Hiring of the first 225 of those workers is proceeding slowly after months of delays for which the industry and commission blame each other. In addition, hiring has been virtually halted for ILA mechanics employed by companies in the NYSA and the Metropolitan Marine Maintenance Contractors Association.
Randy Brown, president of the Metro association, said companies in the two associations have nearly 100 mechanic vacancies, “and you don’t grow mechanics on trees.” He said employers had to curtail training because workers can’t take time off their jobs, and that workers are logging excessive overtime hours.
Shortages of ILA mechanics have been widely blamed for a backlog of out-of-service chassis that has contributed to weather-related delays at the port this winter.
The ILA, NYSA and Metro association have filed a federal court challenge of the commission’s new hiring rules. The commission has asked U.S. District Judge Susan Wigenton of Newark to dismiss the lawsuit.
Critics seek to curb commission’s powers
Speakers at today’s rally urged New York legislators to strip the commission’s authority to set the size of the longshore workforce. New Jersey passed such a bill in 2007, but it can’t take effect without New York’s concurrence.
New Jersey AFL-CIO President Charles Wowkanech and New Jersey Chamber of Commerce President Thomas Bracken said labor and business forces are working to muster support in New York for the bill to curb the commission’s authority.
“What we’re trying to do is to focus attention on this and hope they follow suit” in New York, Braken said.
The commission has restricted the number of longshoremen in the port since 1969, when the NYSA and ILA negotiated a now-defunct guaranteed annual income program to offset the loss of jobs from containerization.

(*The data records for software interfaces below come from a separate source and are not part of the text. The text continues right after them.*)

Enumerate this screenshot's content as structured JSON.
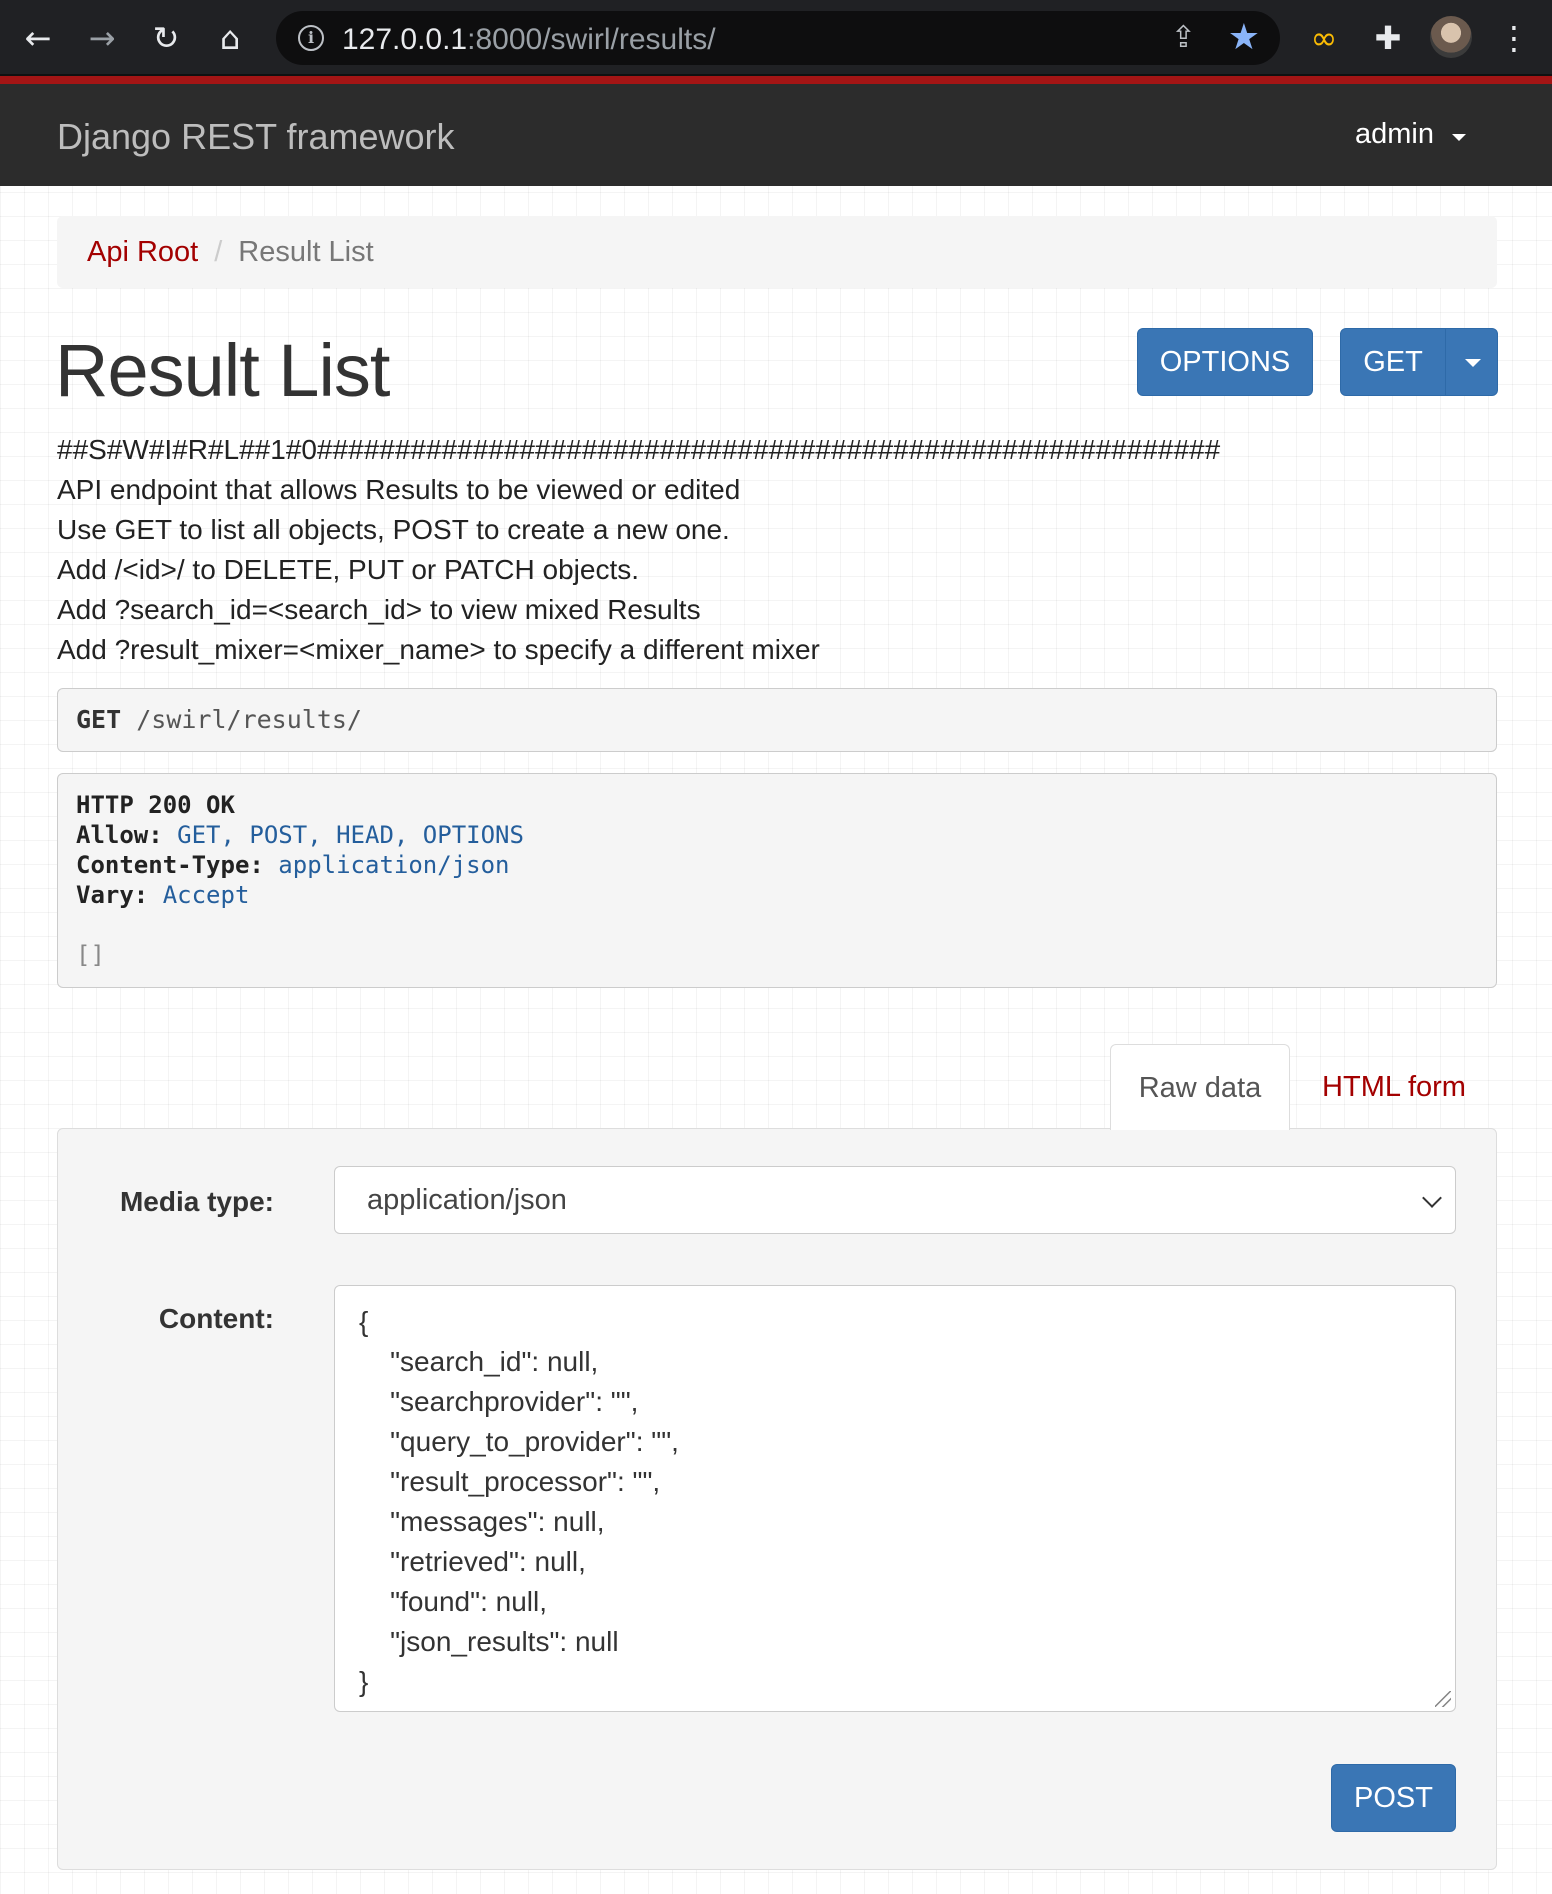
{
  "browser": {
    "url_host": "127.0.0.1",
    "url_rest": ":8000/swirl/results/",
    "icons": [
      "back-icon",
      "forward-icon",
      "reload-icon",
      "home-icon",
      "info-icon",
      "share-icon",
      "star-icon",
      "link-extension-icon",
      "puzzle-extensions-icon",
      "profile-avatar",
      "menu-kebab-icon"
    ]
  },
  "navbar": {
    "brand": "Django REST framework",
    "user": "admin"
  },
  "breadcrumb": {
    "root": "Api Root",
    "separator": "/",
    "current": "Result List"
  },
  "header": {
    "title": "Result List",
    "options_label": "OPTIONS",
    "get_label": "GET"
  },
  "description": [
    "##S#W#I#R#L##1#0##########################################################",
    "API endpoint that allows Results to be viewed or edited",
    "Use GET to list all objects, POST to create a new one.",
    "Add /<id>/ to DELETE, PUT or PATCH objects.",
    "Add ?search_id=<search_id> to view mixed Results",
    "Add ?result_mixer=<mixer_name> to specify a different mixer"
  ],
  "request": {
    "method": "GET",
    "path": "/swirl/results/"
  },
  "response": {
    "status": "HTTP 200 OK",
    "allow_key": "Allow:",
    "allow_val": "GET, POST, HEAD, OPTIONS",
    "ctype_key": "Content-Type:",
    "ctype_val": "application/json",
    "vary_key": "Vary:",
    "vary_val": "Accept",
    "body": "[]"
  },
  "tabs": {
    "raw": "Raw data",
    "html": "HTML form"
  },
  "form": {
    "media_label": "Media type:",
    "media_value": "application/json",
    "content_label": "Content:",
    "content_lines": [
      "{",
      "    \"search_id\": null,",
      "    \"searchprovider\": \"\",",
      "    \"query_to_provider\": \"\",",
      "    \"result_processor\": \"\",",
      "    \"messages\": null,",
      "    \"retrieved\": null,",
      "    \"found\": null,",
      "    \"json_results\": null",
      "}"
    ],
    "post_label": "POST"
  },
  "colors": {
    "accent_red": "#a30000",
    "primary_blue": "#3a76b5",
    "navbar": "#2c2c2c"
  }
}
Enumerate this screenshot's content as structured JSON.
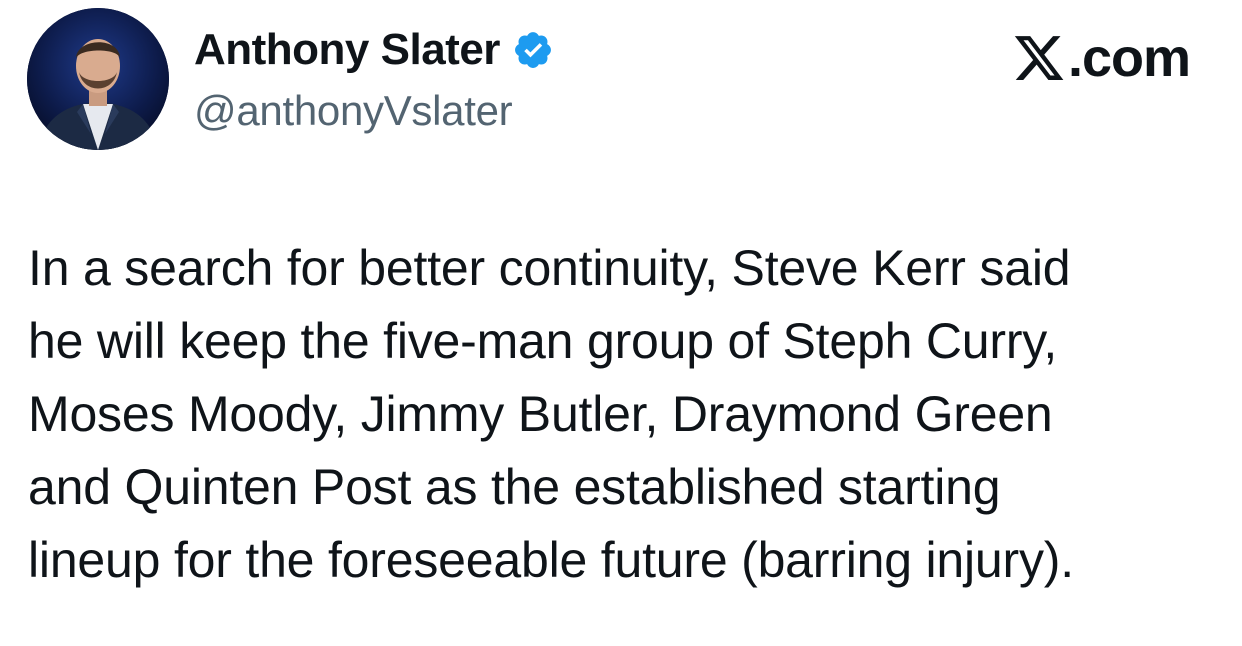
{
  "author": {
    "display_name": "Anthony Slater",
    "handle": "@anthonyVslater",
    "verified": true,
    "avatar_icon": "avatar-photo",
    "verified_icon": "verified-badge-icon",
    "verified_color": "#1d9bf0"
  },
  "brand": {
    "icon": "x-logo-icon",
    "label": ".com"
  },
  "tweet": {
    "lines": [
      "In a search for better continuity, Steve Kerr said",
      "he will keep the five-man group of Steph Curry,",
      "Moses Moody, Jimmy Butler, Draymond Green",
      "and Quinten Post as the established starting",
      "lineup for the foreseeable future (barring injury)."
    ]
  },
  "colors": {
    "text_primary": "#0f1419",
    "text_secondary": "#536471",
    "background": "#ffffff"
  }
}
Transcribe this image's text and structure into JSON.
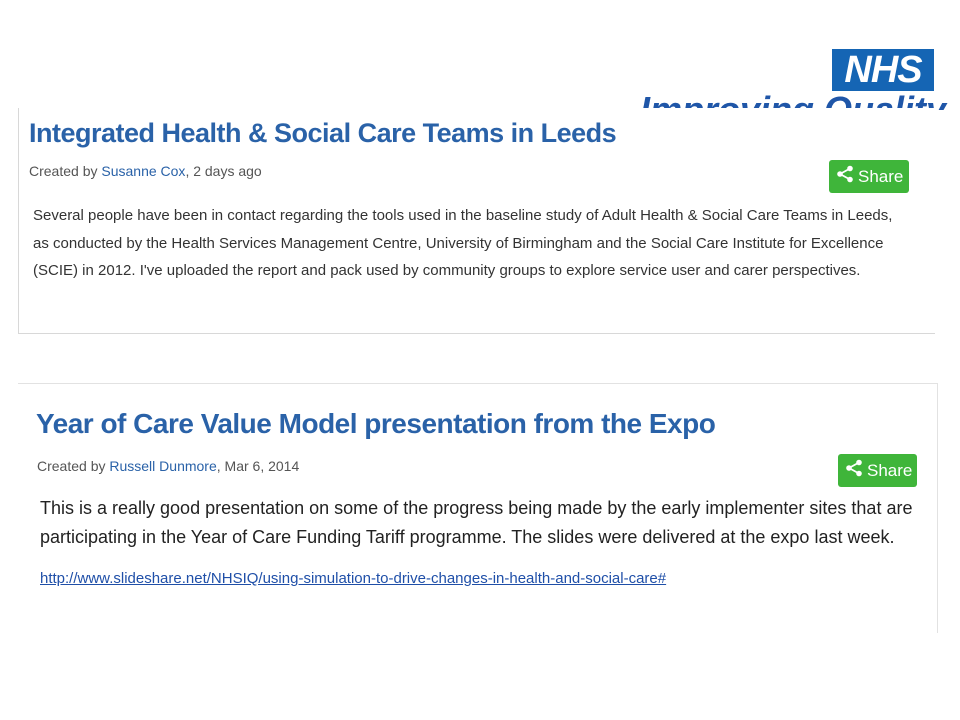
{
  "header": {
    "logo_text": "NHS",
    "heading_fragment": "Improving Quality"
  },
  "posts": [
    {
      "title": "Integrated Health & Social Care Teams in Leeds",
      "created_by_prefix": "Created by ",
      "author": "Susanne Cox",
      "date": ", 2 days ago",
      "share_label": "Share",
      "body": "Several people have been in contact regarding the tools used in the baseline study of Adult Health & Social Care Teams in Leeds, as conducted by the Health Services Management Centre, University of Birmingham and the Social Care Institute for Excellence (SCIE) in 2012. I've uploaded the report and pack used by community groups to explore service user and carer perspectives."
    },
    {
      "title": "Year of Care Value Model presentation from the Expo",
      "created_by_prefix": "Created by ",
      "author": "Russell Dunmore",
      "date": ", Mar 6, 2014",
      "share_label": "Share",
      "body": "This is a really good presentation on some of the progress being made by the early implementer sites that are participating in the Year of Care Funding Tariff programme.  The slides were delivered at the expo last week.",
      "link": "http://www.slideshare.net/NHSIQ/using-simulation-to-drive-changes-in-health-and-social-care#"
    }
  ],
  "colors": {
    "nhs_blue": "#1565b4",
    "title_blue": "#2a62a8",
    "share_green": "#3fb53a"
  },
  "icons": {
    "share": "share-icon"
  }
}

Waterfront Commission officials say their hiring rules are needed to increase diversity. Employers and the ILA say their workforce is already diverse. More than one-third of longshoremen and clerks in the port are black or Hispanic, NYSA statistics show.
“The Waterfront Commission’s attack on diversity is all smoke and mirrors,” Daggett said. “It’s an attempt to break the union.”
The six-year labor contract that the NYSA and ILA signed last year specifies that 51 percent of new hires be military veterans, 25 percent ILA referrals, and 24 percent NYSA referrals.
The union and employers have accused the Waterfront Commission of illegally interfering in that agreement by micromanaging its implementation. The commission says it is fulfilling its mandate by enforcing diversity and preventing favoritism in hiring.
Nardi said the NYSA-ILA contract “represents the most revolutionary changes in the hiring practices in the history of the port ... However, to implement the key provisions of our contract we need to be able to hire the number of people as determined by the needs of the employer as would any other employer, in every other port in the U.S.”
The commission issued its new rules in early September, but that hiring was stalled until February by disputes with the commission over how the rules would be implemented. “They kept moving the finish line,” Nardi said.
The commission said it “has not been the source of any labor shortages or slowdowns in the port. To the contrary, we have openly criticized the glacial pace at which the NYSA is moving with regard to getting longshoremen sponsored and working in the port.”